View Full Version : G4-Sawtooth intermittent failure to start--no power

06-18-2003, 11:12 AM
A friend has a G4 Sawtooth that has performed flawlessly until recently. Now it occasionally refuses to start, with no light on the power or monitor button, no fan noise; and in all respects it acts like there's no power. Most of the time it does start right up. Once or twice it has started and run for a while, then it goes out, and later comes back on by itself.
He took it to the local certified Apple shop, but they were unable to get the computer to reveal it's comatose side, despite leaving it on for several days
If it powers up, then it will usually run fine, with no apparent software problems. Does anyone have any suggestions for diagnosing this problem? The Apple tech apparently could not find a problem when the computer was running. Is there some way to isolate the problem when the computer is in its comatose mode? Could a loose connection be the culprit? Is it worthwhile to replace suspected parts until the problem is resolved? What parts are the most likely suspects?

06-18-2003, 11:23 AM
Start with a new battery and go from there. Radio Shack or OWC or most any supply store.

OWC 3.6v (http://eshop.macsales.com/Catalog_Item.cfm?ID=2524&Item=OWCMAC36V)

06-18-2003, 05:15 PM
A long shot, but here is a tip from another user (Boots):
<BLOCKQUOTE class="ip-ubbcode-quote"><font size="-1">quote:</font><HR>
Apple Support gave me an interesting suggestion and new debug technique I had not been aware of, and I figured I'd pass it on.

I had already booted from the Apple Hardware Test CD and run all the tests in quick and extended modes. No problem found.

The tech suggested to run the extended tests, hit CTRL-L, and you'll see "Loop Mode On" in the lower panel. Run the extended test overnight in this loop-mode to see if it finds a failure and reports a failure code.

It might catch a problem which occurs only after the machine has been running for a certain amount of time, or related to heat. The Tech said this is one of the first things they'd do anyway at the shop.

She also said that it runs out of Open Firmware of the CD and doesn't involve really anything else, so this is an excellent diagnostic for determining and pinpointing failures. She said it might come up with a code (which is usually somewhat meaningful) and it might point to a specific component, or the video card. If there's a problem with the motherboard, it should show up this way. <HR></BLOCKQUOTE>

No idea if it would even help with a power issue...but could not hurt, right?


Charlie Don't Surf!

06-22-2003, 06:49 PM
We tried replacing the battery, and the problem persists.
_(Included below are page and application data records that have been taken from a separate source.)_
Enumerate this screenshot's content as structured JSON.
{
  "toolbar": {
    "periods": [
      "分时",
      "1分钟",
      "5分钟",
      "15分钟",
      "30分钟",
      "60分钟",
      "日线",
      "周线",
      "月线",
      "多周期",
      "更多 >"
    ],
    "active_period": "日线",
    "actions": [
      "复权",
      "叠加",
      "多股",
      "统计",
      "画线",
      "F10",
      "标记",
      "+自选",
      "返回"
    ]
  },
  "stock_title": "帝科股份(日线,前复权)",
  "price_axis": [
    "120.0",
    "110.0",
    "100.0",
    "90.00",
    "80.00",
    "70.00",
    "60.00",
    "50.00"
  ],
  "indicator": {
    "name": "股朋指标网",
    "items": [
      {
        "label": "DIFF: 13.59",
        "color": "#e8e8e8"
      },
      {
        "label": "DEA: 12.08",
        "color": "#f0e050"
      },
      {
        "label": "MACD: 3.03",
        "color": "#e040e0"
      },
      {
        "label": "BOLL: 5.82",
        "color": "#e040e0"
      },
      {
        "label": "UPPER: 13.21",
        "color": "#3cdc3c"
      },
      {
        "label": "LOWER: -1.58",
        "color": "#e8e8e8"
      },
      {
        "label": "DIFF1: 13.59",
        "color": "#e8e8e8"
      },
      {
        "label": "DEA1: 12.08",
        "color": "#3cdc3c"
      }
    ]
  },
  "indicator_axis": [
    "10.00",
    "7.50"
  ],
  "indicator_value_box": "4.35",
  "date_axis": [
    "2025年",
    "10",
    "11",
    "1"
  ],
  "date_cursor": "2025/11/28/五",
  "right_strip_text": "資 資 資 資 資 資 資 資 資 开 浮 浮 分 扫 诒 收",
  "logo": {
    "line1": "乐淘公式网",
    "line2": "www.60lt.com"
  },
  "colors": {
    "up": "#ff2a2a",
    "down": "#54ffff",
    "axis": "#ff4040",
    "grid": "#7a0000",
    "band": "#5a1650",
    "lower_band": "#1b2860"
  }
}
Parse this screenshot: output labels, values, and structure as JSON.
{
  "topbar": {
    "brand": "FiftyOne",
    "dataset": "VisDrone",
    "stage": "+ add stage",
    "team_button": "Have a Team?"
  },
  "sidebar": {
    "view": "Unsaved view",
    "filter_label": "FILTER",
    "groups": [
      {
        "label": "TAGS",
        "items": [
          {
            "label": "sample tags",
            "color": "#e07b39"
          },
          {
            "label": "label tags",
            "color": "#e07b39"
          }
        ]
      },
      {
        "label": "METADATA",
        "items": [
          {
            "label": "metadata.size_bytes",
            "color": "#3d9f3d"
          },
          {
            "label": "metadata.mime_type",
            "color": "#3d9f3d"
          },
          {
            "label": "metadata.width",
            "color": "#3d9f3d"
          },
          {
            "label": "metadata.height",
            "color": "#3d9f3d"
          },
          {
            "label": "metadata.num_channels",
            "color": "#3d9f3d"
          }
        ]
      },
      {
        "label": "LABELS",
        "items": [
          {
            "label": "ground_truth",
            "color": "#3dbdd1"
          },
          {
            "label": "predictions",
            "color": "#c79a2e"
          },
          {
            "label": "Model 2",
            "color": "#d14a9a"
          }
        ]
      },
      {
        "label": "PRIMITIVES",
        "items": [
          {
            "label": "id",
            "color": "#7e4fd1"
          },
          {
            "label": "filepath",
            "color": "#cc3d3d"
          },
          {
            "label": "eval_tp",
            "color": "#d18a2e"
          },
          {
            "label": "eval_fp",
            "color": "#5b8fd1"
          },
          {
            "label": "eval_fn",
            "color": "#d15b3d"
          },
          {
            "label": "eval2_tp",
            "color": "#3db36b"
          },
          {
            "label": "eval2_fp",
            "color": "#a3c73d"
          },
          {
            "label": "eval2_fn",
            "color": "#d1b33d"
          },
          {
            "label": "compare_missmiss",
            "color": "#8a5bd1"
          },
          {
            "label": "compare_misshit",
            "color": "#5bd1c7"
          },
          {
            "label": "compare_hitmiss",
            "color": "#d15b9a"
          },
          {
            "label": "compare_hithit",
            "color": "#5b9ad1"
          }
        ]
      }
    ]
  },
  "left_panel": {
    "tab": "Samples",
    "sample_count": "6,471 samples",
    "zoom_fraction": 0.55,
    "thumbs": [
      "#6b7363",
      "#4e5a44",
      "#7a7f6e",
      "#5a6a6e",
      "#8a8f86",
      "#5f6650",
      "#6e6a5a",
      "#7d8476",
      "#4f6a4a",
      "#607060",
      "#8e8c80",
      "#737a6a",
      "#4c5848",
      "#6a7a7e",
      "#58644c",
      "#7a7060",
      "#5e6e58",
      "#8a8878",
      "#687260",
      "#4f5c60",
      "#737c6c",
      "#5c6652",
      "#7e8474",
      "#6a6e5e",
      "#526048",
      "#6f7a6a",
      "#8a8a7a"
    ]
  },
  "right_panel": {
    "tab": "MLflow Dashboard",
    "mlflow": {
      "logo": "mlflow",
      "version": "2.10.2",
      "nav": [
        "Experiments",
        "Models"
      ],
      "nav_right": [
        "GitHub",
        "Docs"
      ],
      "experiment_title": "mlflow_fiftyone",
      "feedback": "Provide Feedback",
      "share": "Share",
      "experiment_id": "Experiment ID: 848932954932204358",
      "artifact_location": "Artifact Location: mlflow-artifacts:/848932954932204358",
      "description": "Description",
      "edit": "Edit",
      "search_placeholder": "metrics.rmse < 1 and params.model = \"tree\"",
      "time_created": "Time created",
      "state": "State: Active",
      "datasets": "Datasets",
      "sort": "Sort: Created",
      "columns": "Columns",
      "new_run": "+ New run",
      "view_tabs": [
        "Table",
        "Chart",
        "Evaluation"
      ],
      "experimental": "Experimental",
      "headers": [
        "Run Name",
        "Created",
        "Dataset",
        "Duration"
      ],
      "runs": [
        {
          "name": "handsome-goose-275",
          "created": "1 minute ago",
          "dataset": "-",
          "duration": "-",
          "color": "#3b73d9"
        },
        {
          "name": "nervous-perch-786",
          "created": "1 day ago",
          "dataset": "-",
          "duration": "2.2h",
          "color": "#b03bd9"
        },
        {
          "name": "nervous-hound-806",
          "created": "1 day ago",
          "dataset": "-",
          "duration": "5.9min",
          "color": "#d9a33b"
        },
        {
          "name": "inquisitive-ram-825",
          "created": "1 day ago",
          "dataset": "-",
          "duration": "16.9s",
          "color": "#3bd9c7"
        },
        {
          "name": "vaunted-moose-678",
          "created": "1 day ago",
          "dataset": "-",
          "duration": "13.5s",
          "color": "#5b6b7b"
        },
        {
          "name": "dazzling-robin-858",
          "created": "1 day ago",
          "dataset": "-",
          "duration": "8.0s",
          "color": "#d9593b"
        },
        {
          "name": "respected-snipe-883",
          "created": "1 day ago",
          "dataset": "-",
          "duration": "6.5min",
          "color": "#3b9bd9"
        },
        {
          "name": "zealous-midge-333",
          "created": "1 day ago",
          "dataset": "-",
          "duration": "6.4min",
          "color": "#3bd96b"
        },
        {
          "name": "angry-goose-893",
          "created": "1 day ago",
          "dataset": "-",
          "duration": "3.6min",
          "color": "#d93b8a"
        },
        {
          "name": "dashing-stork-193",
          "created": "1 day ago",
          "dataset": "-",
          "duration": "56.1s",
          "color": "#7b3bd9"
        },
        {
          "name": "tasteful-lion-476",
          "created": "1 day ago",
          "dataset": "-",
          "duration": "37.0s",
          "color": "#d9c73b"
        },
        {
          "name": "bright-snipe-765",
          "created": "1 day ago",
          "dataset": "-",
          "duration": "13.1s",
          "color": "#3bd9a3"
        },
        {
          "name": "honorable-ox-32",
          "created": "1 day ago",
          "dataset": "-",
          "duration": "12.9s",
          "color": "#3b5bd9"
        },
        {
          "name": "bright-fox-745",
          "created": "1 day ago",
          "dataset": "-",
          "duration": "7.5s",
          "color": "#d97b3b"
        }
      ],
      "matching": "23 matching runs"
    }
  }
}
I will try unclemac's diagnostic suggestion. What an annoyance. Does anyone else have any ideas. I should add that an SCSI PCI card was installed a long time ago, which, as a wild guess, I am going to try removing.

06-23-2003, 09:18 AM
By all means, remove everything that you can to eliminate variables.

Reminds me of about a half dozen imacs we had that had problems with sticky power buttons....with some the users had mashed them in so hard that they got sideways and lodged in the case, and with others the hole in the case that the button travels in was just too snug. Either way, if you breathed on the machine wrong it would shutoff all by itself, cause the power button was being engaged continuoulsy. Just like pushing and holding for a hard shut down. Once we freed up the actual buttons so they floated loosely in the case, the mysterious shutdowns wet away.

I wonder if it is possible that you are having a simialr problem, or maybe the power switch behind the button could be going bad?

I have no electrican skills, but it seems like it would not be too hard to test/verifiy the power switch and switch circut. If you can rule out all other hardware (PCI stuff, etc.) that would leave the power swich, the PS, and perhaps the MB right?


Charlie Don't Surf!

06-23-2003, 09:36 AM
?Do a PMU reset. The Power Management Unit controls power on, shutdown, sleep and motherboard memory functions. While shutdown press the little (tiny) button on the motherboard next to the battery ONCE. Wait 20 seconds before powering up.

?I've never heard of the PMU causing quite this problem, usually the power button lights up for a second then goes black. But hopefully this gets it.


<font size=-1>Quis Custodiet Custodes Ipsos?</font>